On March 1, 68-year-old Jenifer René Pool became the first transgender candidate to win a primary election in Texas history, securing the Democratic nomination for Precinct 3 of the Harris County Commissioner’s Court. She celebrated by ordering a pizza, curling up with her cats, Aurora and Molly, and scrolling through incoming emails and Facebook messages—no glitzy rally, no prime-time speech. “It’s uncomfortable when you don’t win and people are just glad-handing you, slapping you on the back,” she says. “I had heard that enough.”
Pool’s reticence is understandable, rational even. In electoral politics, the transgender community is essentially invisible. According to research by political scientists Logan S. Casey and Andrew Reynolds, only 20 trans politicians hold elected office, at any level, in the entire world. Here in the U.S., no openly transgender person has ever served as a member of Congress or been elected and seated in a state legislature. “People have run, they have won, they have beaten the odds,” Reynolds tells us. “It’s still a tiny, tiny proportion.”
We meet Pool four months after her primary win, at a noisy Starbucks tucked inside a Kroger, near her office. (She owns her own consulting company, specializing in construction permitting and management). Looking young for her age, in a pink blouse and casual black jeans, she’s pecking away at a smartphone. Legal pads, political flyers and business cards spew from her black attaché, hinting at the schedule she must keep if she has any chance of unseating six-term incumbent Steve Radack, her Republican opponent this November. In a red portion of the county, the odds are long for even the most traditional of Democrats. “I assure you,” she says, “there are political operatives who wish that I didn’t win.”
Win she did, though, by 56 percentage points. Her immediate reaction was of surprise, and relief. “I’ve had my hard times, but overall, I’ve been blessed,” she says. “My god has smiled on me.”
Pool was raised in a conservative Beaumont family by a father who, like television’s Archie Bunker, “was fair and equal in his dislike of everyone.” As an adolescent, she was small, her eyesight reliant on coke-bottle lenses. Bullies pounced. Her transition, more than two decades ago, was not without its difficulties, either. In 1999, during one hellacious week, Pool says she was both fired from her job—“I just can’t have anything like you working for me,” her boss told her—and evicted from her Houston-area apartment, with three day’s notice.
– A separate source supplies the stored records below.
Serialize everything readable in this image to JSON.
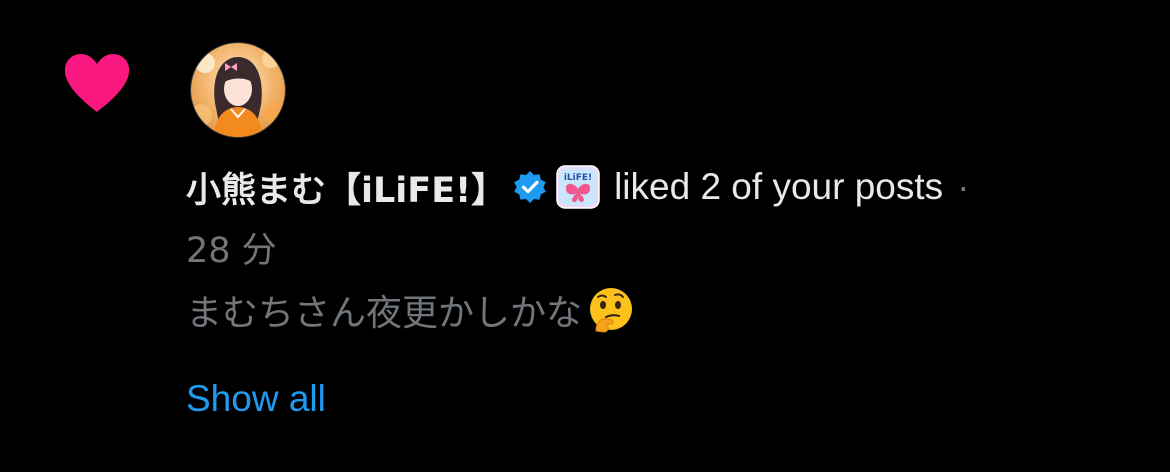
{
  "notification": {
    "icon": "heart-icon",
    "icon_color": "#f91880",
    "user_name": "小熊まむ【iLiFE!】",
    "verified_icon": "verified-badge-icon",
    "verified_color": "#1d9bf0",
    "affiliate_badge": "ilife-affiliate-badge",
    "action_text": "liked 2 of your posts",
    "separator": "·",
    "time": "28 分",
    "post_text": "まむちさん夜更かしかな",
    "post_emoji": "thinking-face-emoji",
    "show_all_label": "Show all",
    "link_color": "#1d9bf0",
    "secondary_text_color": "#71767b"
  }
}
Her brother has not spoken to her since she came out. “That was a turning point,” she says now, in a raspy East Texas twang. “You either roll over and take it, or you stand up, get a little backbone, and get good and angry.”
LGBT politics provided Pool with a support network and a fresh purpose. She volunteered on Annise Parker’s successful city council campaign in 1997, and went on to serve as president of the Houston Gay, Lesbian, Bisexual and Transgender Political Caucus for more than three years. Mayoral appointments to the Buildings and Standards Commission (2009) and the Police Advisory Commission (2010) followed. Jay Aiyer, a professor of public administration at Texas Southern, thinks that Pool “proved herself to be incredibly knowledgeable about issues and ideas” during her own failed city council bids, over each of the last three municipal cycles. (Four years ago, she missed an at-large run-off by a mere 1,128 votes.)
Precinct 3 covers 400 square miles of the county’s rapidly developing west side. Radack, the respected and well-funded incumbent commissioner, is “a tough nut to crack,” according to Lane Lewis, Harris County Democratic Party Chairman. “He’s been there, and he knows how to wield political strength.” Lewis says his ideal candidate is one that’s willing to work hard for votes, in every corner of the district, which is 1.15 million residents strong. “You want them to raise money, to make phone calls, to be active,” he says. “Some are better at that than others.”
Around her own work schedule, Pool is hitting the trail, barnstorming grocery stores and neighborhood events, trying to build name recognition through social media. (She can’t publicize where she’ll show up, only where she’s been, she says, because of security concerns.) In whatever spare time that’s left, she’ll write poetry or fiddle with movie scripts, stories in which she controls the narrative. At the coffee shop, drumming her French nails against the wood table, Pool confesses that she’s a sucker for happy endings.